What you have to do: Among the entries below, find each line with "data" and show it.

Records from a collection
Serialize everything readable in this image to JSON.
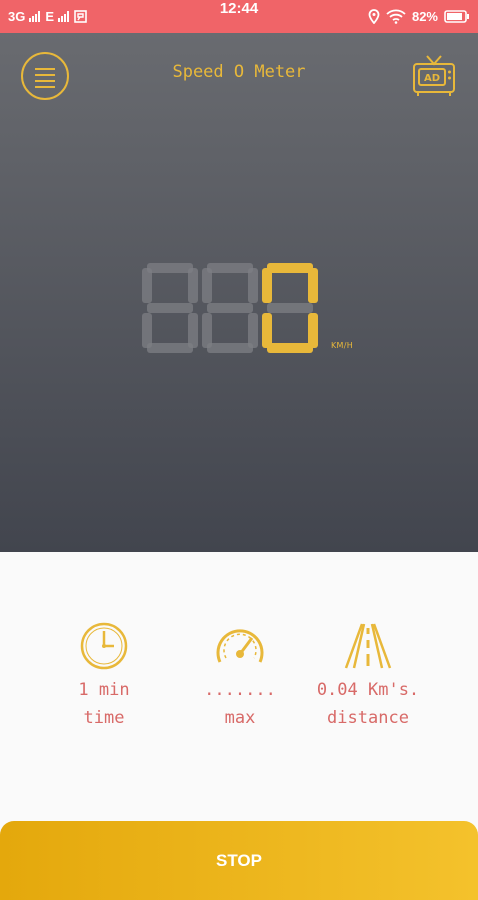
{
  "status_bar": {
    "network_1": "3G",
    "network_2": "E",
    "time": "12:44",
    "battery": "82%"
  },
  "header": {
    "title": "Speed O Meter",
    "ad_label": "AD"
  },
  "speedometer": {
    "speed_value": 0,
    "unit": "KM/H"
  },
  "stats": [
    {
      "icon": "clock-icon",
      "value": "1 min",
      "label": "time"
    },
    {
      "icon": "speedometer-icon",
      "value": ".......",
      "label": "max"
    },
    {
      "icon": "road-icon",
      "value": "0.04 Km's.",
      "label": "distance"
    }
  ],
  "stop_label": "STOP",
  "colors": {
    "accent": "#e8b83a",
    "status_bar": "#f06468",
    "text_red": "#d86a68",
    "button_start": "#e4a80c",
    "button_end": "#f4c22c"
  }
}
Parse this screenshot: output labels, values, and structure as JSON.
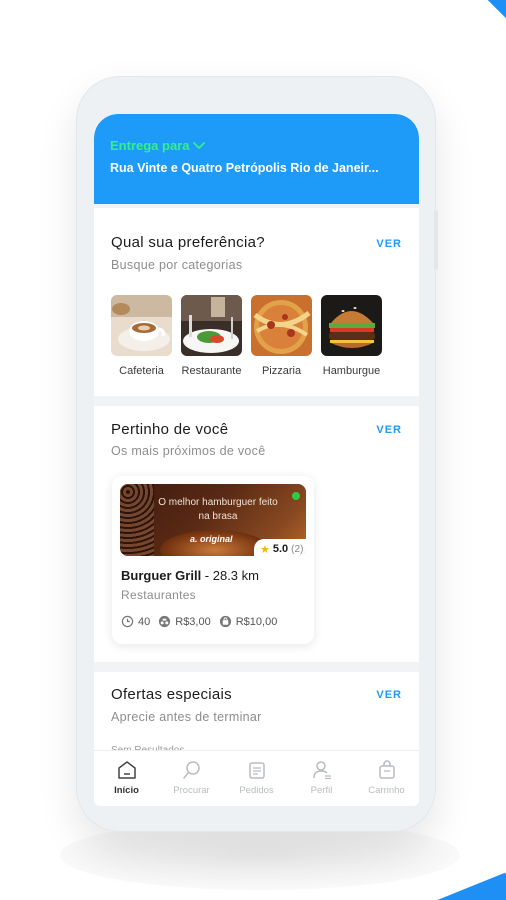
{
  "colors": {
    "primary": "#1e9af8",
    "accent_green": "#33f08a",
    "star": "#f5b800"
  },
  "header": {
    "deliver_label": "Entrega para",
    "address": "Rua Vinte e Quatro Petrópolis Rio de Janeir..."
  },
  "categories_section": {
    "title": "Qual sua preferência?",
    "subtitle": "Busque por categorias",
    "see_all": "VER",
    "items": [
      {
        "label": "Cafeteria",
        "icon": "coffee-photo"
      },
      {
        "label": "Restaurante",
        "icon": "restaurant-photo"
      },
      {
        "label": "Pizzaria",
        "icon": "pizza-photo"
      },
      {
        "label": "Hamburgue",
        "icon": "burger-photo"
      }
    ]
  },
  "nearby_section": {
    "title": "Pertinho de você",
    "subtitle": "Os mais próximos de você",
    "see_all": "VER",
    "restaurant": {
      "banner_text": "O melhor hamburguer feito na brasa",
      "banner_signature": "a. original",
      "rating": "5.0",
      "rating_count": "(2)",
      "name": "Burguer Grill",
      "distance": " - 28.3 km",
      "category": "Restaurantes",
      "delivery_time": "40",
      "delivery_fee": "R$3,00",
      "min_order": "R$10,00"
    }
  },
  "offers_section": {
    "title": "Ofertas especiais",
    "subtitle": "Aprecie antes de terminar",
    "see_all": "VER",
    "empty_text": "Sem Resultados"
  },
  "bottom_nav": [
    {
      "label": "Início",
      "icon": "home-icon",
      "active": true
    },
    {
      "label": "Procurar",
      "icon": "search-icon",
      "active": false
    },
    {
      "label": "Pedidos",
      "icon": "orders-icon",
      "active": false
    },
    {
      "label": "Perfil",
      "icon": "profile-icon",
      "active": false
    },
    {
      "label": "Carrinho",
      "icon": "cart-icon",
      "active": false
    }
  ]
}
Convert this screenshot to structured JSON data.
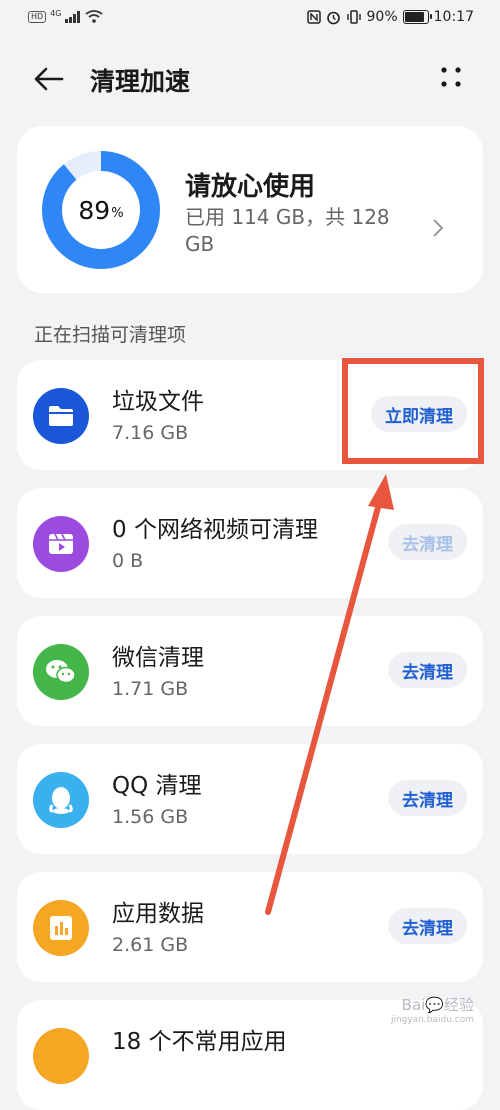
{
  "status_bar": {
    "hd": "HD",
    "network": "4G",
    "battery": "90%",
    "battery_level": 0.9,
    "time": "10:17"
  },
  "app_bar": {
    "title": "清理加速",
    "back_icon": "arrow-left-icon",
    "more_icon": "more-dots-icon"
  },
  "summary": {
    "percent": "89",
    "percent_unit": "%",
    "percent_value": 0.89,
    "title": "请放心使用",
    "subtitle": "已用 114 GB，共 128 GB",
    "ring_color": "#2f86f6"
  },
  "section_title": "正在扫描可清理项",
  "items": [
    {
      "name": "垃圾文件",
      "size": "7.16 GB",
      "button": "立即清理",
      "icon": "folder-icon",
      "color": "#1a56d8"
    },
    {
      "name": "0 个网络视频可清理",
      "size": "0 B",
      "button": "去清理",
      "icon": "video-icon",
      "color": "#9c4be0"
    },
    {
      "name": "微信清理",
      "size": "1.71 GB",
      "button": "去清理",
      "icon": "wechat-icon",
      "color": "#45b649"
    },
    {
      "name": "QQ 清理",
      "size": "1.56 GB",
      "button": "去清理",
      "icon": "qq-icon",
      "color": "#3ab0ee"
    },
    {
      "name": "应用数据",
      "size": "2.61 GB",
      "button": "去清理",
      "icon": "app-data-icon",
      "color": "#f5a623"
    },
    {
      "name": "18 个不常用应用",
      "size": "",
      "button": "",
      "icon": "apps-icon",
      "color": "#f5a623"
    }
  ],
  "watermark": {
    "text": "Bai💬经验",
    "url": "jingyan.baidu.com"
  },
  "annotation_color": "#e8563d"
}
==
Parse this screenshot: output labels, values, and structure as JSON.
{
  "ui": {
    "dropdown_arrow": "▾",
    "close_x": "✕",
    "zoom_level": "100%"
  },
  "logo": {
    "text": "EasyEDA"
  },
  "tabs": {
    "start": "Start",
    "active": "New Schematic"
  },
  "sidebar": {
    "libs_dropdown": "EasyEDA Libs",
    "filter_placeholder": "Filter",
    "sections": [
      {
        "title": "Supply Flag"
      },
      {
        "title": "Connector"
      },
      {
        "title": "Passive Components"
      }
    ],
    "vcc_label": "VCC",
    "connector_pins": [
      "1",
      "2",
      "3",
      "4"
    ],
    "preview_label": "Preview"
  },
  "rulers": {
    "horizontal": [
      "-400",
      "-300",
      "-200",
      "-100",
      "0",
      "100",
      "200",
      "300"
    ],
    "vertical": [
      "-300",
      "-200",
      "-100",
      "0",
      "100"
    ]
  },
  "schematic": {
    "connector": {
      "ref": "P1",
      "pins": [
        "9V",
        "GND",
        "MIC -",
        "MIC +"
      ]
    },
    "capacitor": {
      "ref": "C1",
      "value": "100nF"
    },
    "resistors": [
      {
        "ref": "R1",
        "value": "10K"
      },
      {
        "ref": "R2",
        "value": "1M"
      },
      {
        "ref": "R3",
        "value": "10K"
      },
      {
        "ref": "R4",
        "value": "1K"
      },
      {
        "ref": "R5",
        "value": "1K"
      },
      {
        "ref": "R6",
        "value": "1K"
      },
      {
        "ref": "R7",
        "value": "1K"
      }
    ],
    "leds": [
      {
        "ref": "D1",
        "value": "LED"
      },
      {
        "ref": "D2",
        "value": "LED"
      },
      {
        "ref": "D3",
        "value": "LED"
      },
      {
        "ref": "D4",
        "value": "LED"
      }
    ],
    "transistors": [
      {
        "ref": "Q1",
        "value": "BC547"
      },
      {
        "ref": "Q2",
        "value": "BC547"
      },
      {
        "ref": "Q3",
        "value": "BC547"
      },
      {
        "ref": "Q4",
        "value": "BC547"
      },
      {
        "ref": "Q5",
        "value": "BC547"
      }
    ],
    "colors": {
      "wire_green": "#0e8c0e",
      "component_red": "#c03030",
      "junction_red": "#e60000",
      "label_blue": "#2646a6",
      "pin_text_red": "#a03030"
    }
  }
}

Task output:
Convert this screenshot to structured JSON data.
      "icon": "app-data-icon",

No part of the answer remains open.